=== Begin Enclosure ===

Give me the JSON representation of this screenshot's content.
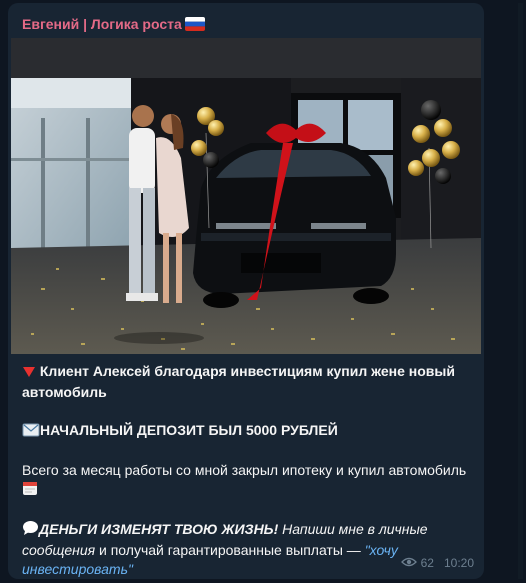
{
  "message": {
    "sender": "Евгений | Логика роста",
    "headline": "Клиент Алексей благодаря инвестициям купил жене новый автомобиль",
    "deposit": "НАЧАЛЬНЫЙ ДЕПОЗИТ БЫЛ 5000 РУБЛЕЙ",
    "body": "Всего за месяц работы со мной закрыл ипотеку и купил автомобиль",
    "cta_bold": "ДЕНЬГИ ИЗМЕНЯТ ТВОЮ ЖИЗНЬ!",
    "cta_italic": "Напиши мне в личные сообщения",
    "cta_plain": " и получай гарантированные выплаты — ",
    "cta_link": "\"хочу инвестировать\"",
    "views": "62",
    "time": "10:20"
  },
  "icons": {
    "sender_flag": "russia-flag-icon",
    "headline": "red-triangle-down-icon",
    "deposit": "envelope-icon",
    "body": "calendar-icon",
    "cta": "speech-bubble-icon",
    "views": "eye-icon"
  },
  "colors": {
    "sender": "#e46a87",
    "link": "#6ab3f3",
    "bubble": "#182533",
    "background": "#0e1621"
  }
}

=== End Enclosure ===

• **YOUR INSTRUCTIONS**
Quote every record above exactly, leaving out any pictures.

• **ANSWER BOX**
Give me the JSON representation of this screenshot's content.
{
  "message": {
    "sender": "Евгений | Логика роста",
    "headline": "Клиент Алексей благодаря инвестициям купил жене новый автомобиль",
    "deposit": "НАЧАЛЬНЫЙ ДЕПОЗИТ БЫЛ 5000 РУБЛЕЙ",
    "body": "Всего за месяц работы со мной закрыл ипотеку и купил автомобиль",
    "cta_bold": "ДЕНЬГИ ИЗМЕНЯТ ТВОЮ ЖИЗНЬ!",
    "cta_italic": "Напиши мне в личные сообщения",
    "cta_plain": " и получай гарантированные выплаты — ",
    "cta_link": "\"хочу инвестировать\"",
    "views": "62",
    "time": "10:20"
  },
  "icons": {
    "sender_flag": "russia-flag-icon",
    "headline": "red-triangle-down-icon",
    "deposit": "envelope-icon",
    "body": "calendar-icon",
    "cta": "speech-bubble-icon",
    "views": "eye-icon"
  },
  "colors": {
    "sender": "#e46a87",
    "link": "#6ab3f3",
    "bubble": "#182533",
    "background": "#0e1621"
  }
}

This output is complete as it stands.